It was a quest worthy of a superhero. Animator Rajiv Chilaka spent years flogging his pitch about a superhuman Indian child to Western executives, to no avail. But today, Mighty Little Bheem is a global hit, as viewers seek alternatives to white-dominated storylines.
From his mother's sari to his love of laddoos, everything about the star toddler is Indian. His giant fan base stretches from Seattle to Sao Paulo, making it Netflix's most popular show for preschoolers. Since its launch last year, it has been seen by more than 27 million households and was Netflix's top international release of 2019 in the United States! A third season is now underway.
But the nappy-wearing superhero's journey from Hyderabad to Hollywood was not easy. "I was thrown out of every office I went to," said Chilaka, who originally approached US television channels with the hope of taking Chhota Bheem - a nine-year-old village boy with superhuman strength - global. TV executives demurred, claiming children in the West would reject it because the setting was "too bright and colourful" and the protagonist was shirtless. "It didn't really make sense to me. I mean, kids are drawn to colour and Disney made Jungle Book - a whole film about a boy in his underwear...”
Although US studios regularly approach Indian animators to create English content at a lower price, the industry had never won acclaim for original productions. Then came Netflix. The streaming giant wanted to crack the massive Indian market and hoped a Bheem spin-off based on a baby version of Chilaka's beloved superhero would help to do just that.

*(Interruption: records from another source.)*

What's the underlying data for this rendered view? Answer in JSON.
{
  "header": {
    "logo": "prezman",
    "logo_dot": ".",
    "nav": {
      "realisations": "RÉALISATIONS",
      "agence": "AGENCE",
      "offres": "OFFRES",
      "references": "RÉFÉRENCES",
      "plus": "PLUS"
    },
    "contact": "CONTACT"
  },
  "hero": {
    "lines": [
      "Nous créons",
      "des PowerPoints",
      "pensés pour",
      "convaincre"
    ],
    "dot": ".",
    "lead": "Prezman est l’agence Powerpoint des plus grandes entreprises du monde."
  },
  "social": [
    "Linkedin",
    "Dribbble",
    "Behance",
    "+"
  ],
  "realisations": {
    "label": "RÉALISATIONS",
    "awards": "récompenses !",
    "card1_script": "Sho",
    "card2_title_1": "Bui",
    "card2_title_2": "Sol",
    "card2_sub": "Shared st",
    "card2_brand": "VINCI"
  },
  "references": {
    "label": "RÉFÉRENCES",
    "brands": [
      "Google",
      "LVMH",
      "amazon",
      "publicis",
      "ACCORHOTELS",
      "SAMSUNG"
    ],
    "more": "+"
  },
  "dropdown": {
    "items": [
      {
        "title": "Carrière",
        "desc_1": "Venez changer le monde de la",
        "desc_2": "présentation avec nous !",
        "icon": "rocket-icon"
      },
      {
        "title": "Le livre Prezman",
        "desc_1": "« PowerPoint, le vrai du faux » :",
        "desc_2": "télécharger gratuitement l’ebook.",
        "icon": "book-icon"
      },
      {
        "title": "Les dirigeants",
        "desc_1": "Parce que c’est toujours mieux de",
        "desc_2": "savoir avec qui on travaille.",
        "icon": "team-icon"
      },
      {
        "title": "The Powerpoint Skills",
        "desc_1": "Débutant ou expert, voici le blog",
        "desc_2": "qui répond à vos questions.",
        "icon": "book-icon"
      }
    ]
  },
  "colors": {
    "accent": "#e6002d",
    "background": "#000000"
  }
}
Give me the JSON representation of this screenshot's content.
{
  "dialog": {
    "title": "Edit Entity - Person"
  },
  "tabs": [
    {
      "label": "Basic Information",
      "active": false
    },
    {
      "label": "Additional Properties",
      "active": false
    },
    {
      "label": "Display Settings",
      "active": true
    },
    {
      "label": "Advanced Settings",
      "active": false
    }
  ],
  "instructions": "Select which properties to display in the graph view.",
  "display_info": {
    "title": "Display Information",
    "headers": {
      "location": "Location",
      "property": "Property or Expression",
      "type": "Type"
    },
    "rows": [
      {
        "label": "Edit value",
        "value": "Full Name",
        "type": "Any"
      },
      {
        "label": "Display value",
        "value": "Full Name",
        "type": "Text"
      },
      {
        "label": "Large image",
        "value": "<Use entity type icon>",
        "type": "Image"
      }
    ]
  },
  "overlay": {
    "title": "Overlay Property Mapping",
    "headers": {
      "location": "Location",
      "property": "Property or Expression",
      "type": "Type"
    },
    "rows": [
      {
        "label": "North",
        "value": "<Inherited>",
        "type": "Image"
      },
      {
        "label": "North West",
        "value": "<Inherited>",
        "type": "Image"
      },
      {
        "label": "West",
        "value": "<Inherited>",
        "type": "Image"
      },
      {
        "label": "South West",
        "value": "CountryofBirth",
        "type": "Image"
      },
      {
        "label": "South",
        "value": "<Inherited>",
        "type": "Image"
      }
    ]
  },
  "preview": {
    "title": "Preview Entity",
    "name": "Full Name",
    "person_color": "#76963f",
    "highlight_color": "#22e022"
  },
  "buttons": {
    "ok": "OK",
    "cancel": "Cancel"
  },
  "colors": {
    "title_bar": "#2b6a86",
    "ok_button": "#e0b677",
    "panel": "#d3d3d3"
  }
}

No translation needed
"We really wanted to have a character that resonated for, first and foremost, our Indian members," Dominique Bazay, director of the original animation for Netflix, shared
There was no question of Westernising it. Bheem wears a traditional bindi and lives in a village where everyone is dressed in Indian clothing. Raised by a single mother, he crawls his way into every kind of mischief, occasionally including a monkey and elephant in his escapades.
The company was not worried about how the show - which has no dialogue - would translate among overseas viewers. "Kids are really willing to discover (new things) and their curiosity is boundless," Bazay explained.
Nevertheless, few expected Bheem and his furry friends to attract such a huge global audience, as it snapped up fans in the age of Black Panther and the growing demand for diversity.
Laughter and lessons
Bheem's antics - from banging his toy drum to making a mess at home - are instantly hilarious to young viewers. And for parents, the show is an easy way to introduce children to a more multicultural worldview. The single-parent household depicted also offers important lessons on how there is no one right way to have a family.
For Chilaka, the success has been both stunning and sobering. "When we started work, I was very conscious that this was the first animated show from India to find such a large platform," the 46-year-old confessed. "It was a big load on my shoulders because I knew it could open doors for others."
Bheem's success could prove a game-changer for India's animation industry, he added. It has already transformed the fortunes of Chilaka's studio Green Gold Animation, which has seen its staff numbers shoot up from 25 to around 1,200 people based in India, the US, Singapore, and the Philippines.
"We are still pinching ourselves," Chilaka said, adding that he hopes to produce a movie about the toddler at some point. "This little kid has turned my life upside down."
Have something to add to the story? Share it in the comments below
Comments are moderated and generally will be posted if they are on-topic and not abusive.
For more information, please see our Comments FAQ